EXERCISE DATA:
—————

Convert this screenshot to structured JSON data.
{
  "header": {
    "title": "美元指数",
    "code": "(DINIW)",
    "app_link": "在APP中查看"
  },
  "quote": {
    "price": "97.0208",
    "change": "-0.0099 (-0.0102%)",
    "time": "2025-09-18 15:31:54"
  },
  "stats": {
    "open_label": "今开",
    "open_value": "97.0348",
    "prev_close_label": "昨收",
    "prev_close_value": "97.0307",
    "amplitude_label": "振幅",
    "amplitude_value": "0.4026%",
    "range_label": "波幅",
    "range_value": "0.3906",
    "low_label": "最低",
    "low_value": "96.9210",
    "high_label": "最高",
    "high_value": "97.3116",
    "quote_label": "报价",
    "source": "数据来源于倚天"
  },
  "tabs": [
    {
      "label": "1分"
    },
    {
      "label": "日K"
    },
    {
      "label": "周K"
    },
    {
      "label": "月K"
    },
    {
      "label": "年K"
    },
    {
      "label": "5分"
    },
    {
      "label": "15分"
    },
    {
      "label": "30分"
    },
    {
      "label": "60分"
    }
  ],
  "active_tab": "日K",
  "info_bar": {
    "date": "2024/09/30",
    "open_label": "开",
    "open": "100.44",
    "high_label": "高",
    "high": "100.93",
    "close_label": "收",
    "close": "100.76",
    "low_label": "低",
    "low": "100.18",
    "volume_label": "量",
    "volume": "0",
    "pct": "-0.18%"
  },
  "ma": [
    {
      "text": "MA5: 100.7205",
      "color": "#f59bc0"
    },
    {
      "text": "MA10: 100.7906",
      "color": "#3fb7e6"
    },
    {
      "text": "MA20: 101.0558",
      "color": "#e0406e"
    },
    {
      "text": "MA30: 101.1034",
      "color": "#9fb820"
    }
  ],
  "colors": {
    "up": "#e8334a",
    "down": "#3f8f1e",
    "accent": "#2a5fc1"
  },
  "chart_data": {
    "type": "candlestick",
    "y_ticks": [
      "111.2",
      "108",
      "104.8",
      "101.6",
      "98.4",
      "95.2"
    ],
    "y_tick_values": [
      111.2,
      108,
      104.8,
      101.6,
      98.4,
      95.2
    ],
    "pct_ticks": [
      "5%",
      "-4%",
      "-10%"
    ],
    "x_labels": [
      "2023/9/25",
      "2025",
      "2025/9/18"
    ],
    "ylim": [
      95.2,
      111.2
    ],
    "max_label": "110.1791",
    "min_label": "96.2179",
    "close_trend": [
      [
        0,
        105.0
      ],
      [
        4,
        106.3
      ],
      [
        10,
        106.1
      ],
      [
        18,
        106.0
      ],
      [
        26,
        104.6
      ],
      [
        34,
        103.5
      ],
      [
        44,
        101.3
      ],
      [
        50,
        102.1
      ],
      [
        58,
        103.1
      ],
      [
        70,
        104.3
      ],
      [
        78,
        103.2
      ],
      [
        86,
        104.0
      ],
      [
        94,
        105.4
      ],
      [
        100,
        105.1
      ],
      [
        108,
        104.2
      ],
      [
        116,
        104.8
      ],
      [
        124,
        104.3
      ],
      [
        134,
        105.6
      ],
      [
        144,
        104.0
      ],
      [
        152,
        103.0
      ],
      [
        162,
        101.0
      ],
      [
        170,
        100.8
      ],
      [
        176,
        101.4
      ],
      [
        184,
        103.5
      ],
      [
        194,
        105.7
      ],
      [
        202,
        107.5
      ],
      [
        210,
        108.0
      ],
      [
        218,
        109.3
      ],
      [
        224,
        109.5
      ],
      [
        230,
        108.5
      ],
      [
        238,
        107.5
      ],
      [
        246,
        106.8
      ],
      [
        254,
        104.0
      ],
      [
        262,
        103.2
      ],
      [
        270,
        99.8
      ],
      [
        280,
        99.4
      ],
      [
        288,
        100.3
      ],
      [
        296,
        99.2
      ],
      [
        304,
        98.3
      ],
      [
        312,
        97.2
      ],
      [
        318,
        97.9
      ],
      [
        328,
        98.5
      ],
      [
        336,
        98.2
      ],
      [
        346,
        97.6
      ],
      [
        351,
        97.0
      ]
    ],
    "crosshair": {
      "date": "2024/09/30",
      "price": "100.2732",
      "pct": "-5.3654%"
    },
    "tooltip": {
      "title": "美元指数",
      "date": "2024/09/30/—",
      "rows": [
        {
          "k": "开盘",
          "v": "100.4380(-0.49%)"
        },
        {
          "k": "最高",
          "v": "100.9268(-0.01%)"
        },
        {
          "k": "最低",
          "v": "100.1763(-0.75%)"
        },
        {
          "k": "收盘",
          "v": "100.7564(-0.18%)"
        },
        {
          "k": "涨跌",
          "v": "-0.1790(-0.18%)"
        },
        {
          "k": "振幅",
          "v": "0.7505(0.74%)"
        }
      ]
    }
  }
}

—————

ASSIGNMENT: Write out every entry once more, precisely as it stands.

ANSWER SPACE:
Convert this screenshot to structured JSON data.
{
  "header": {
    "title": "美元指数",
    "code": "(DINIW)",
    "app_link": "在APP中查看"
  },
  "quote": {
    "price": "97.0208",
    "change": "-0.0099 (-0.0102%)",
    "time": "2025-09-18 15:31:54"
  },
  "stats": {
    "open_label": "今开",
    "open_value": "97.0348",
    "prev_close_label": "昨收",
    "prev_close_value": "97.0307",
    "amplitude_label": "振幅",
    "amplitude_value": "0.4026%",
    "range_label": "波幅",
    "range_value": "0.3906",
    "low_label": "最低",
    "low_value": "96.9210",
    "high_label": "最高",
    "high_value": "97.3116",
    "quote_label": "报价",
    "source": "数据来源于倚天"
  },
  "tabs": [
    {
      "label": "1分"
    },
    {
      "label": "日K"
    },
    {
      "label": "周K"
    },
    {
      "label": "月K"
    },
    {
      "label": "年K"
    },
    {
      "label": "5分"
    },
    {
      "label": "15分"
    },
    {
      "label": "30分"
    },
    {
      "label": "60分"
    }
  ],
  "active_tab": "日K",
  "info_bar": {
    "date": "2024/09/30",
    "open_label": "开",
    "open": "100.44",
    "high_label": "高",
    "high": "100.93",
    "close_label": "收",
    "close": "100.76",
    "low_label": "低",
    "low": "100.18",
    "volume_label": "量",
    "volume": "0",
    "pct": "-0.18%"
  },
  "ma": [
    {
      "text": "MA5: 100.7205",
      "color": "#f59bc0"
    },
    {
      "text": "MA10: 100.7906",
      "color": "#3fb7e6"
    },
    {
      "text": "MA20: 101.0558",
      "color": "#e0406e"
    },
    {
      "text": "MA30: 101.1034",
      "color": "#9fb820"
    }
  ],
  "colors": {
    "up": "#e8334a",
    "down": "#3f8f1e",
    "accent": "#2a5fc1"
  },
  "chart_data": {
    "type": "candlestick",
    "y_ticks": [
      "111.2",
      "108",
      "104.8",
      "101.6",
      "98.4",
      "95.2"
    ],
    "y_tick_values": [
      111.2,
      108,
      104.8,
      101.6,
      98.4,
      95.2
    ],
    "pct_ticks": [
      "5%",
      "-4%",
      "-10%"
    ],
    "x_labels": [
      "2023/9/25",
      "2025",
      "2025/9/18"
    ],
    "ylim": [
      95.2,
      111.2
    ],
    "max_label": "110.1791",
    "min_label": "96.2179",
    "close_trend": [
      [
        0,
        105.0
      ],
      [
        4,
        106.3
      ],
      [
        10,
        106.1
      ],
      [
        18,
        106.0
      ],
      [
        26,
        104.6
      ],
      [
        34,
        103.5
      ],
      [
        44,
        101.3
      ],
      [
        50,
        102.1
      ],
      [
        58,
        103.1
      ],
      [
        70,
        104.3
      ],
      [
        78,
        103.2
      ],
      [
        86,
        104.0
      ],
      [
        94,
        105.4
      ],
      [
        100,
        105.1
      ],
      [
        108,
        104.2
      ],
      [
        116,
        104.8
      ],
      [
        124,
        104.3
      ],
      [
        134,
        105.6
      ],
      [
        144,
        104.0
      ],
      [
        152,
        103.0
      ],
      [
        162,
        101.0
      ],
      [
        170,
        100.8
      ],
      [
        176,
        101.4
      ],
      [
        184,
        103.5
      ],
      [
        194,
        105.7
      ],
      [
        202,
        107.5
      ],
      [
        210,
        108.0
      ],
      [
        218,
        109.3
      ],
      [
        224,
        109.5
      ],
      [
        230,
        108.5
      ],
      [
        238,
        107.5
      ],
      [
        246,
        106.8
      ],
      [
        254,
        104.0
      ],
      [
        262,
        103.2
      ],
      [
        270,
        99.8
      ],
      [
        280,
        99.4
      ],
      [
        288,
        100.3
      ],
      [
        296,
        99.2
      ],
      [
        304,
        98.3
      ],
      [
        312,
        97.2
      ],
      [
        318,
        97.9
      ],
      [
        328,
        98.5
      ],
      [
        336,
        98.2
      ],
      [
        346,
        97.6
      ],
      [
        351,
        97.0
      ]
    ],
    "crosshair": {
      "date": "2024/09/30",
      "price": "100.2732",
      "pct": "-5.3654%"
    },
    "tooltip": {
      "title": "美元指数",
      "date": "2024/09/30/—",
      "rows": [
        {
          "k": "开盘",
          "v": "100.4380(-0.49%)"
        },
        {
          "k": "最高",
          "v": "100.9268(-0.01%)"
        },
        {
          "k": "最低",
          "v": "100.1763(-0.75%)"
        },
        {
          "k": "收盘",
          "v": "100.7564(-0.18%)"
        },
        {
          "k": "涨跌",
          "v": "-0.1790(-0.18%)"
        },
        {
          "k": "振幅",
          "v": "0.7505(0.74%)"
        }
      ]
    }
  }
}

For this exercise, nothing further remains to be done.